Tenant Protection and Resources

Tenants Resources and RightsTRAC'S TENANT SURVIVAL GUIDE | RESIDENTIAL TENANCY ACT AND CHANGES | TENANT RELOCATION POLICY


Tenants Resources and Rights 

The City of New Westminster has created a Tenants Resources and Rights Information guide. This guide includes information on various housing-related laws, organizations, contacts, and housing-related organizations.

Click here to view the guide on Tenants Resources and Rights.

TRAC'S Tenant Survival Guide

TRAC (Tenant Resource & Advisory Centre) has produced a plain language guide on various tenants rights and responsibilities. TRAC’s purpose is to promote the legal protection of residential tenants across British Columbia by providing information, education, support and research on residential tenancy matters.

Tenant Survival Guide

Residential Tenancy Act and Changes

Tenancies for most rental properties in British Columbia (with the exception of co-ops, supportive housing, shelters, short-term rentals and shared room arrangements) are subject to the Residential Tenancy Act. There have been recent changes to the Residential Tenancy Act, including four-month notice required for eviction due to demolition, renovation, conversion or repair.

Click here to view recent changes in the Residential Tenancy Act.

Tenant Relocation Policy

In 2015, the City developed a Tenant Relocation Policy, which applies in situations where the City has negotiation rights such as rezoning applications and ensures that tenants impacted by redevelopment and demolition are adequately notified and compensated and provided with assistance in finding new housing. A key component is the preparation of a Tenant Assistance Plan.

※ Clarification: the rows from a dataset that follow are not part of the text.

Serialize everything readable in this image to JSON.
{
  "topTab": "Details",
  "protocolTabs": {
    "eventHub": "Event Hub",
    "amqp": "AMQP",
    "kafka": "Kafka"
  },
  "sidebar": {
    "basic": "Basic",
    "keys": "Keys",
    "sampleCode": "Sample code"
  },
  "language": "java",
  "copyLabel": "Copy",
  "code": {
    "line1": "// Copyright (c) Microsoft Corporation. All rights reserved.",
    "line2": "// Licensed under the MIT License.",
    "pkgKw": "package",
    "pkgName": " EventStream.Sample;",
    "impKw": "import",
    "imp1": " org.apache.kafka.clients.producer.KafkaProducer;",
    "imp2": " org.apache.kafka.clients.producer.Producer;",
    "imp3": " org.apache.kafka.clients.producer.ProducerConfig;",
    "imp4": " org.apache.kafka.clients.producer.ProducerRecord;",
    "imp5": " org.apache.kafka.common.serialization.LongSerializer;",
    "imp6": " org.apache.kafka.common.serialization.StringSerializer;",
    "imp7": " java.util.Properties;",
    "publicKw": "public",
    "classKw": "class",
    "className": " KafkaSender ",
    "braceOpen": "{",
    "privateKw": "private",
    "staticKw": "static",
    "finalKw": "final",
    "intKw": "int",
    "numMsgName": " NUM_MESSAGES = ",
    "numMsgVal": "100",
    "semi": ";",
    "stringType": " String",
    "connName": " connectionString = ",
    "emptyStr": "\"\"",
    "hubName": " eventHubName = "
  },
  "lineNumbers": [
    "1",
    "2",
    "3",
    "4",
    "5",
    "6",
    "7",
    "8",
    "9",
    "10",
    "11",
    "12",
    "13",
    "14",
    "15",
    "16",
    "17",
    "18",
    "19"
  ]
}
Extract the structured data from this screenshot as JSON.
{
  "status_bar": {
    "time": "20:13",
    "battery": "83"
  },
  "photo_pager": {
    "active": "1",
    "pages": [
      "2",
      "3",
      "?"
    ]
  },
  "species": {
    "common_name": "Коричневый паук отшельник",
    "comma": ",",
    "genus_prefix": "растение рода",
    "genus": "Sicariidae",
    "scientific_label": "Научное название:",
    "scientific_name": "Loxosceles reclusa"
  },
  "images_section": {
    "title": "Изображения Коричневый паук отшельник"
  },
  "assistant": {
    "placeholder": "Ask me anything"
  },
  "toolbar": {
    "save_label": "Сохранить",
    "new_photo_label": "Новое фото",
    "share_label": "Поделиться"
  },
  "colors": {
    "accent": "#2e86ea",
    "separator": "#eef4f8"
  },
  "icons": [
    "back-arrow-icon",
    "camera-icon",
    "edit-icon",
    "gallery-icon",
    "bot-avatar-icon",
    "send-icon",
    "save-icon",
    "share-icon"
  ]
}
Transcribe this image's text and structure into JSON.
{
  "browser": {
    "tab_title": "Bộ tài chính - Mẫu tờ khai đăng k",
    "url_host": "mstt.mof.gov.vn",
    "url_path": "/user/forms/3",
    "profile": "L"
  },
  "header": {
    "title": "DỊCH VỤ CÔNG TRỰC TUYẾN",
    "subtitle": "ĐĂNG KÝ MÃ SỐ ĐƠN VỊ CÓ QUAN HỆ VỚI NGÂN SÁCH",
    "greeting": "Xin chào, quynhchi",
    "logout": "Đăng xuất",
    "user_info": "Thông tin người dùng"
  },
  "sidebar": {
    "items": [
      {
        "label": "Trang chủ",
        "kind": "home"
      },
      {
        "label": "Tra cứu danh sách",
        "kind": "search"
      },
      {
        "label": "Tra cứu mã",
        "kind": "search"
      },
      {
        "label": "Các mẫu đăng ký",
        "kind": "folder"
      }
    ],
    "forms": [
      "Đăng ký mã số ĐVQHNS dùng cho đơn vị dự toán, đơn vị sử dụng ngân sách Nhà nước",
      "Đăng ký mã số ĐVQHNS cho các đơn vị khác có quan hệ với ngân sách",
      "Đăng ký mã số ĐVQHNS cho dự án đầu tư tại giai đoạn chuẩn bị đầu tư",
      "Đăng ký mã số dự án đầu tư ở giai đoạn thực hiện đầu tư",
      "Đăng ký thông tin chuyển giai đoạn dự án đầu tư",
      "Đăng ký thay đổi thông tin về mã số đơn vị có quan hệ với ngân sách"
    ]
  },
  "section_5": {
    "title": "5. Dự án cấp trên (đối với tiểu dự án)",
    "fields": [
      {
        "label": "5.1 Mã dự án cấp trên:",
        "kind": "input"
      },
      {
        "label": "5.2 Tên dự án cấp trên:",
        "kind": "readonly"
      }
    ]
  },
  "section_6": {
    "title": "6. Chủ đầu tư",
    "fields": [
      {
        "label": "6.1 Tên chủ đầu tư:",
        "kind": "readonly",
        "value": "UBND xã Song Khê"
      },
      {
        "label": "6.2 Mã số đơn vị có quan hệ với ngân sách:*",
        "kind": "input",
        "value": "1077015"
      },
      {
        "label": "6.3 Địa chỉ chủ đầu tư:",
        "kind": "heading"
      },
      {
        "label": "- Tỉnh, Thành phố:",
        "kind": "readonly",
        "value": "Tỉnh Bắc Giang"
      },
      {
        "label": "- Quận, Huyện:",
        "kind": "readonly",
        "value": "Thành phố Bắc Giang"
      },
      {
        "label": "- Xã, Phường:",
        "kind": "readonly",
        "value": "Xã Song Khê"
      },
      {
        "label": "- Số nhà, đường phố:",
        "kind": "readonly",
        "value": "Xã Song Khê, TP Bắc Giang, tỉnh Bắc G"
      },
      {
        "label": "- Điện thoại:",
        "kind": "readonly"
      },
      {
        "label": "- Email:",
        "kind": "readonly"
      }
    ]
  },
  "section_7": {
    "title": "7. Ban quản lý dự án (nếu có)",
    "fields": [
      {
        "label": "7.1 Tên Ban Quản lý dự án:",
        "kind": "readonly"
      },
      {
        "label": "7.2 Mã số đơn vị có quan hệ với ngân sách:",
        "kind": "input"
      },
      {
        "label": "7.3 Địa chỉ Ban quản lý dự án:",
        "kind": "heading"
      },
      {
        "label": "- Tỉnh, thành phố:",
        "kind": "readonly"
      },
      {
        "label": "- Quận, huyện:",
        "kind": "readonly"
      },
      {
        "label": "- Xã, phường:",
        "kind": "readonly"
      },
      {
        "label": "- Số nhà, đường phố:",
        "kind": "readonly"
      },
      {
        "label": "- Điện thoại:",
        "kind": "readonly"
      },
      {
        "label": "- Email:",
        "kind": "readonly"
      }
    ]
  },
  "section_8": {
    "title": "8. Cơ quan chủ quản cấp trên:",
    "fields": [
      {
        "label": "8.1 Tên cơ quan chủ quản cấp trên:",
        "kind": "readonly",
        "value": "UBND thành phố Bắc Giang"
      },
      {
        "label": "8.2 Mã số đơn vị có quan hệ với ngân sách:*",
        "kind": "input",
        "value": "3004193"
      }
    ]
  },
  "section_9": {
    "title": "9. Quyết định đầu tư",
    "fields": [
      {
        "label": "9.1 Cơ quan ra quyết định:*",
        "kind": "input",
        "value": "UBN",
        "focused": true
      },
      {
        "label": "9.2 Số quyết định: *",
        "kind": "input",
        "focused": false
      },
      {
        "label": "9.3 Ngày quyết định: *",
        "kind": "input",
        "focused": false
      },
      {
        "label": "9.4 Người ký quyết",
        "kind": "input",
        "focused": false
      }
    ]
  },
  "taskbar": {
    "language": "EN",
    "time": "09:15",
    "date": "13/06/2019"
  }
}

Tenant Relocation Policy

  • Renovictions have become a more common practice in recent years. According to the Pivot Legal Society, ‘renoviction’ is defined as “the practice of exploiting a clause in the Residential Tenancy Act which allows a landlord to evict tenants under the guise of performing major renovations and then increasing the rent on the unit or units.”

    For more information on recent and proposed initiatives, please see the following resource:

    Housing Backgrounder and Update

    Renovictions: Questions and Answers

    I'm concerned I'm being renovicted. What can I do?

    If you are concerned that you may be renovicted in your building, you can contact the City’s Building Division at 604-527-4580 to determine if all necessary permits have been issued for the proposed renovations.

    Which organizations can help me if I am evicted?

    If you have concerns about the rules and regulations for renovictions, you can contact these organizations:

    Local organizations that offer housing counselling, support, and referral are:

    What is the City doing about renovictions?

    The City has taken action to assist tenants affected by renovictions. These actions include:

    • Circulating copies of the Tenant Survival Guide and updates to the Residential Tenancy Act.
    • Sponsoring workshops on tenants rights.  
    • Advocating for amendments to the Residential Tenancy Act to allow tenants the first right of refusal to return to their unit at a rent that is no more than the landlord could lawfully have charged if there had been no disruption in the tenancy.
    • Responding to requests for information where tenants have received an eviction notice and the landlord has indicated that they have all the necessary permits and approvals in place to demolish the building or undertake major renovations/repairs to the unit(s).
    • Ensure that landlords have the necessary permits and approvals in place prior to issuing an eviction notice and employ stop work orders and tickets in situations where the necessary permits and approvals are not in place and demolition or major renovations/repairs are underway.

    Click here to learn more about the City's actions.